Renowned Yale church historian Jaroslav Pelikan dies at 82
Jaroslav Pelikan, whose first position at Yale was as the Titus Street Professor of Ecclesiastical History at Yale Divinity School, died May 13 at his home in Hamden, CT after a long battle with cancer.
A revered figure for generations of church historians during the last half of the twentieth century, Pelikan was 82 and at the time of his death was Sterling Professor of History Emeritus. The funeral was held at Three Hierarchs Chapel at St. Vladimir's Seminary in Crestwood, NY. He was buried at Grove Street Cemetery in New Haven.
A prodigious writer, Pelikan was the author of more than 30 books, including multi-volume works such as his acclaimed The Christian Tradition and Creeds and Confessions of Faith in the Christian Tradition, published by Yale University Press.
James Dittes, the Roger J. Squire Professor Emeritus of Pastoral Theology, said, “Jary Pelikan liked to say that the best graduate education occurs when the student can look over the shoulder of the professor at work. But I am not entirely sure he followed that maxim in practice.
“Too often it seemed to me that the education was going on because he was looking carefully over the shoulder of the student.

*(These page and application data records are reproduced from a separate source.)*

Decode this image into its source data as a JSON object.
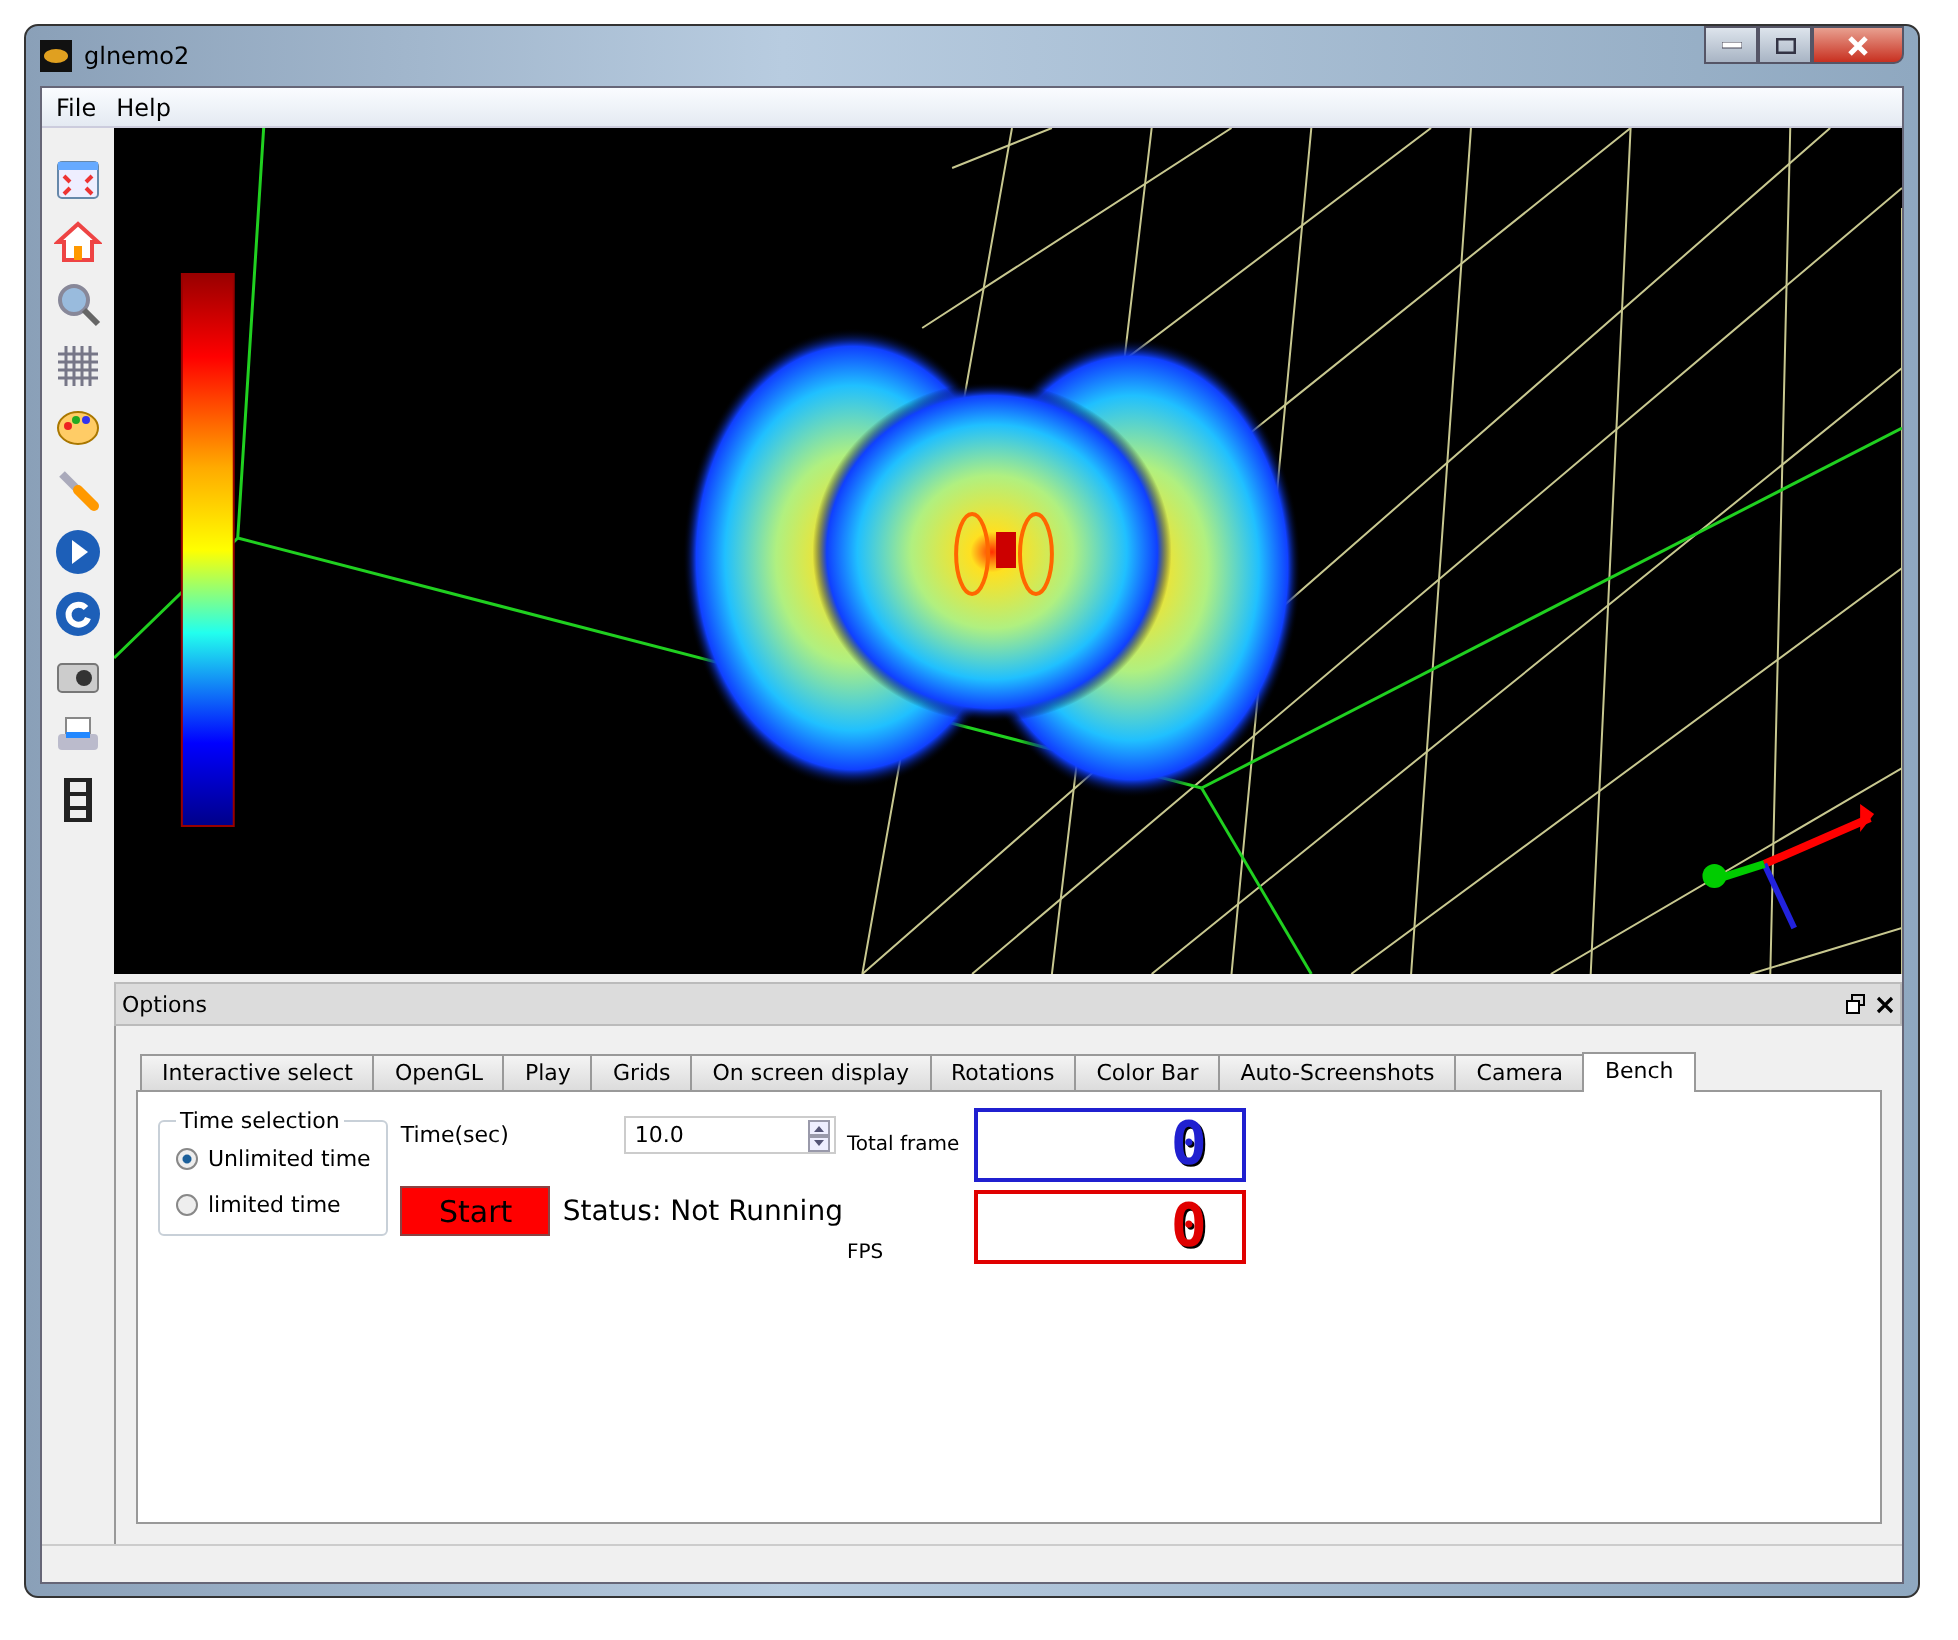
{
  "window": {
    "title": "glnemo2"
  },
  "menu": [
    "File",
    "Help"
  ],
  "options": {
    "title": "Options",
    "tabs": [
      {
        "label": "Interactive select",
        "selected": false
      },
      {
        "label": "OpenGL",
        "selected": false
      },
      {
        "label": "Play",
        "selected": false
      },
      {
        "label": "Grids",
        "selected": false
      },
      {
        "label": "On screen display",
        "selected": false
      },
      {
        "label": "Rotations",
        "selected": false
      },
      {
        "label": "Color Bar",
        "selected": false
      },
      {
        "label": "Auto-Screenshots",
        "selected": false
      },
      {
        "label": "Camera",
        "selected": false
      },
      {
        "label": "Bench",
        "selected": true
      }
    ],
    "time_selection": {
      "title": "Time selection",
      "options": [
        {
          "label": "Unlimited time",
          "selected": true
        },
        {
          "label": "limited time",
          "selected": false
        }
      ]
    },
    "time": {
      "label": "Time(sec)",
      "value": "10.0"
    },
    "start_button": "Start",
    "status": "Status:  Not Running",
    "displays": [
      {
        "label": "Total frame",
        "value": "0",
        "color": "#2020d0"
      },
      {
        "label": "FPS",
        "value": "0",
        "color": "#e00000"
      }
    ]
  }
}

As mentor and as advocate he exercised a profound and vigorous respect for the accomplishment and talent of others, especially perhaps of those regarded conventionally as ‘junior' scholars, even the maverick.”
Dittes, like Pelikan, served as director of graduate studies in the Department of Religious Studies and chaired the department from 1975-83.
Pelikan mastered almost a dozen languages during his long scholarly career, which included teaching posts at Valparaiso, Concordia Seminary and the University of Chicago before his arrival at Yale Divinity School in 1962 as the Titus Street Professor—a professorship that was endowed in 1869 through the bequest of Augustus Russell Street of the Yale College Class of 1812. Ten years later, he was appointed Sterling Professor of History. Between 1973-78, he served as acting dean and then dean of the Graduate School at Yale.
The recipient of scores of prizes, awards and honorary degrees, in 2004 Pelikan was awarded the Library of Congress' John W. Kluge Prize for Lifetime Achievement in the Human Sciences, an international award that recognizes individuals for their contributions in a range of disciplines not covered by the Nobel Prizes. In announcing that award, the Library of Congress said Pelikan had made "unrivaled contributions to intellectual, cultural and religious history."
"As a teacher, Pelikan had a larger-than-life reputation, relating well both to specialized academic and general audiences," the Library of Congress noted. "His mastery of so much primary literature enabled him to synthesize and interpret lengthy periods of intellectual history. As one of his former students said: 'He teaches in a way that makes the listener feel intelligent; one feels that one is fully understanding (or perhaps discovering for oneself) the intricacies of the argument.'"
Pelikan was born into a Lutheran family but late in life became a member of the Orthodox Church in America, which grew out of the Russian Orthodox Church.
In lieu of flowers, memorial donations may be made to either St. Vladimir's Jaroslav Pelikan Theological Endowment or to the Jaroslav Pelikan Publication Fund at Yale University Press.